Regardless of whether the officers have a warrant, you have the right to remain silent and should do so. Please do not speak to the police until you have your lawyer present.
If you believe that you or a loved one are under investigation for a crime or may come under investigation, please call Sahn Law Firm – Attorneys at Law for a free consultation to see how we can help.
I Was Asked To Come Down To The Police Station Regarding An Incident. What Should I Do?
The best thing for you to do at this point is to call an experienced, skilled criminal defense lawyer. They will usually be able to find out a lot more about what is actually going on and then advise you accordingly. You may think you are helping yourself by just complying and going to the station cold, but this can often lead to you being caught off-guard, saying something you did not mean, or worse, confessing to a crime.
When Do I Have To Show ID When Encountering Police?
In the United States (and in South Carolina), there is no law requiring citizens to carry identification of any kind. The only time you would be required to carry an ID is if you are driving a vehicle or a passenger on a commercial airline. In these situations, you would have to show ID when asked by police or else risk arrest.
I Was Stopped By Police. Can Police Order Me Out Of A Car?
Yes, during a legitimate traffic stop, police may order the driver and any passengers out of the vehicle. This rule is intended to protect officers’ safety, but it’s often used for investigatory purposes.
Police who order you out of the vehicle probably suspect you of criminal activity, so be prepared for a pat down and maybe a search request. Remember, you do not have to consent to a search of your vehicle. If you do consent, then the search will be considered legal
I Was The Passenger In A Vehicle Stopped By Police. What Are My Rights During A Stop?
Generally, passengers have identical rights as the driver during a traffic stop. This includes:
- The right to be free from unreasonable or illegal searches by law enforcement.
- The right to remain silent and not answer questions by the police.
- The right to challenge the legality of the stop in court.
- The right to challenge the legality of any search after the stop in court.
Drivers are usually considered to have knowledge or responsibility for what is in the vehicle they are operating. For example, a driver may be held responsible for any illegal substances or contraband found in the backseat by police.
Passengers, on the other hand, are usually not held to have the same knowledge or responsibility of such items unless they are the owner of the vehicle, are in arm’s reach of the item, or some other indication that the item was theirs. Depending on the type of stop and subsequent investigation, the passenger may have additional rights.

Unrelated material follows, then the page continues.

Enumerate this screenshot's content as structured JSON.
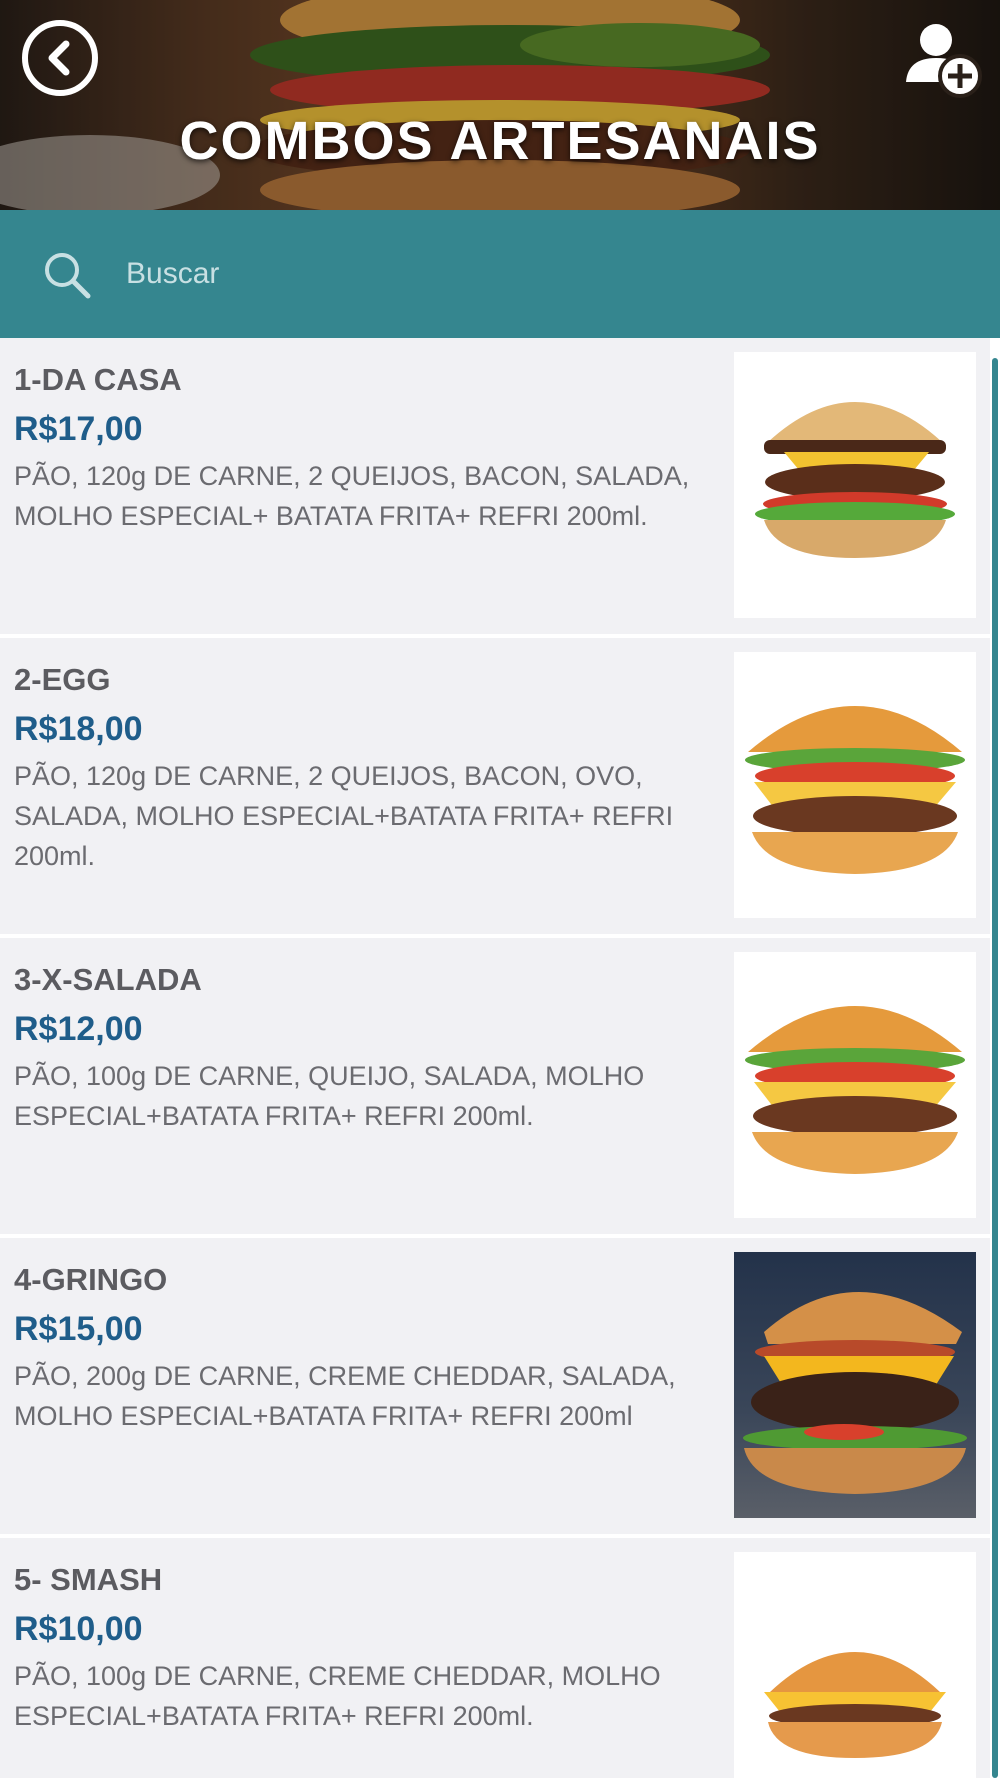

Please call Sahn Law Firm – Attorneys at Law if you have been charged with a crime while being the driver or passenger in a vehicle.

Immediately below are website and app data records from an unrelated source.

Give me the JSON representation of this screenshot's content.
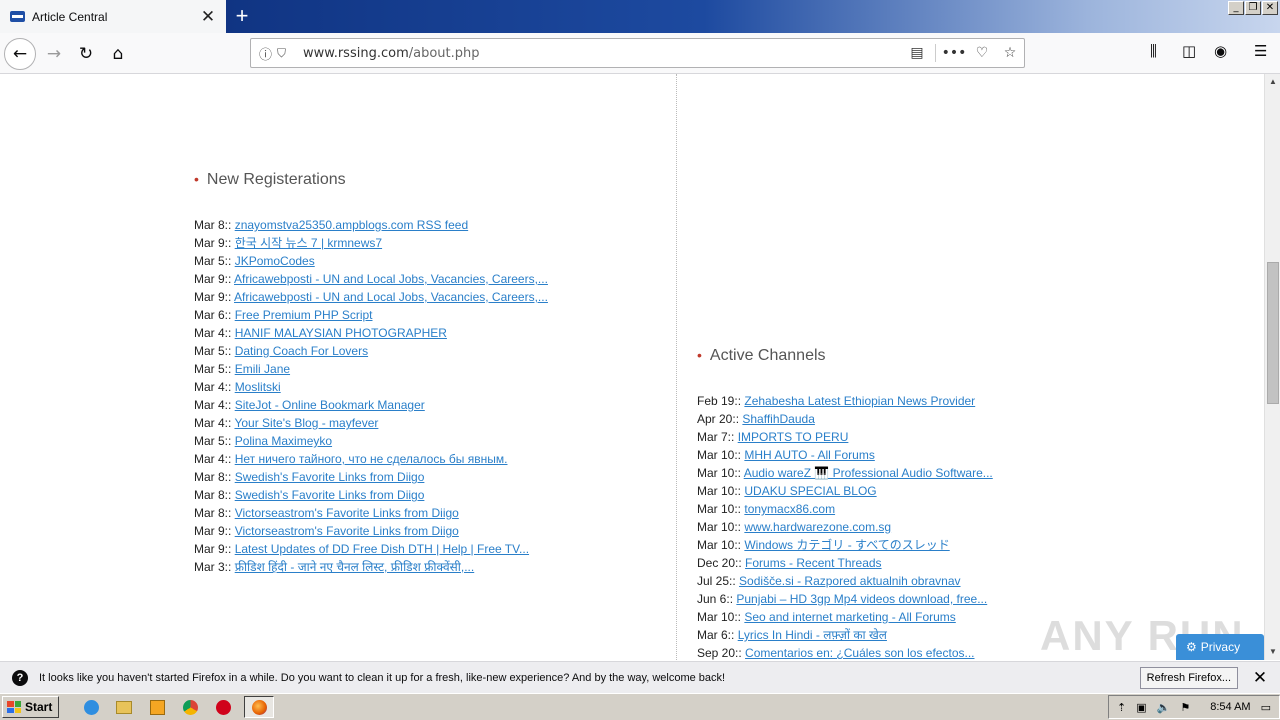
{
  "browser": {
    "tab_title": "Article Central",
    "new_tab_glyph": "+",
    "url_host": "www.rssing.com",
    "url_path": "/about.php",
    "window_controls": [
      "_",
      "❐",
      "✕"
    ]
  },
  "left_section": {
    "title": "New Registerations",
    "items": [
      {
        "date": "Mar 8::",
        "text": "znayomstva25350.ampblogs.com RSS feed"
      },
      {
        "date": "Mar 9::",
        "text": "한국 시작 뉴스 7 | krmnews7"
      },
      {
        "date": "Mar 5::",
        "text": "JKPomoCodes"
      },
      {
        "date": "Mar 9::",
        "text": "Africawebposti - UN and Local Jobs, Vacancies, Careers,..."
      },
      {
        "date": "Mar 9::",
        "text": "Africawebposti - UN and Local Jobs, Vacancies, Careers,..."
      },
      {
        "date": "Mar 6::",
        "text": "Free Premium PHP Script"
      },
      {
        "date": "Mar 4::",
        "text": "HANIF MALAYSIAN PHOTOGRAPHER"
      },
      {
        "date": "Mar 5::",
        "text": "Dating Coach For Lovers"
      },
      {
        "date": "Mar 5::",
        "text": "Emili Jane"
      },
      {
        "date": "Mar 4::",
        "text": "Moslitski"
      },
      {
        "date": "Mar 4::",
        "text": "SiteJot - Online Bookmark Manager"
      },
      {
        "date": "Mar 4::",
        "text": "Your Site's Blog - mayfever"
      },
      {
        "date": "Mar 5::",
        "text": "Polina Maximeyko"
      },
      {
        "date": "Mar 4::",
        "text": "Нет ничего тайного, что не сделалось бы явным."
      },
      {
        "date": "Mar 8::",
        "text": "Swedish's Favorite Links from Diigo"
      },
      {
        "date": "Mar 8::",
        "text": "Swedish's Favorite Links from Diigo"
      },
      {
        "date": "Mar 8::",
        "text": "Victorseastrom's Favorite Links from Diigo"
      },
      {
        "date": "Mar 9::",
        "text": "Victorseastrom's Favorite Links from Diigo"
      },
      {
        "date": "Mar 9::",
        "text": "Latest Updates of DD Free Dish DTH | Help | Free TV..."
      },
      {
        "date": "Mar 3::",
        "text": "फ्रीडिश हिंदी - जाने नए चैनल लिस्ट, फ्रीडिश फ्रीक्वेंसी,..."
      }
    ]
  },
  "right_section": {
    "title": "Active Channels",
    "items": [
      {
        "date": "Feb 19::",
        "text": "Zehabesha Latest Ethiopian News Provider"
      },
      {
        "date": "Apr 20::",
        "text": "ShaffihDauda"
      },
      {
        "date": "Mar 7::",
        "text": "IMPORTS TO PERU"
      },
      {
        "date": "Mar 10::",
        "text": "MHH AUTO - All Forums"
      },
      {
        "date": "Mar 10::",
        "text": "Audio wareZ 🎹 Professional Audio Software..."
      },
      {
        "date": "Mar 10::",
        "text": "UDAKU SPECIAL BLOG"
      },
      {
        "date": "Mar 10::",
        "text": "tonymacx86.com"
      },
      {
        "date": "Mar 10::",
        "text": "www.hardwarezone.com.sg"
      },
      {
        "date": "Mar 10::",
        "text": "Windows カテゴリ - すべてのスレッド"
      },
      {
        "date": "Dec 20::",
        "text": "Forums - Recent Threads"
      },
      {
        "date": "Jul 25::",
        "text": "Sodišče.si - Razpored aktualnih obravnav"
      },
      {
        "date": "Jun 6::",
        "text": "Punjabi – HD 3gp Mp4 videos download, free..."
      },
      {
        "date": "Mar 10::",
        "text": "Seo and internet marketing - All Forums"
      },
      {
        "date": "Mar 6::",
        "text": "Lyrics In Hindi - लफ़्ज़ों का खेल"
      },
      {
        "date": "Sep 20::",
        "text": "Comentarios en: ¿Cuáles son los efectos..."
      }
    ]
  },
  "overlay": {
    "watermark": "ANY RUN",
    "privacy_label": "Privacy"
  },
  "notification": {
    "icon": "?",
    "message": "It looks like you haven't started Firefox in a while. Do you want to clean it up for a fresh, like-new experience? And by the way, welcome back!",
    "button_label": "Refresh Firefox...",
    "close_glyph": "✕"
  },
  "taskbar": {
    "start_label": "Start",
    "clock": "8:54 AM"
  }
}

For more information on Cooperation With Police In South Carolina, a free initial consultation is your next best step. Get the information and legal answers you are seeking by calling (843) 856-2222 today.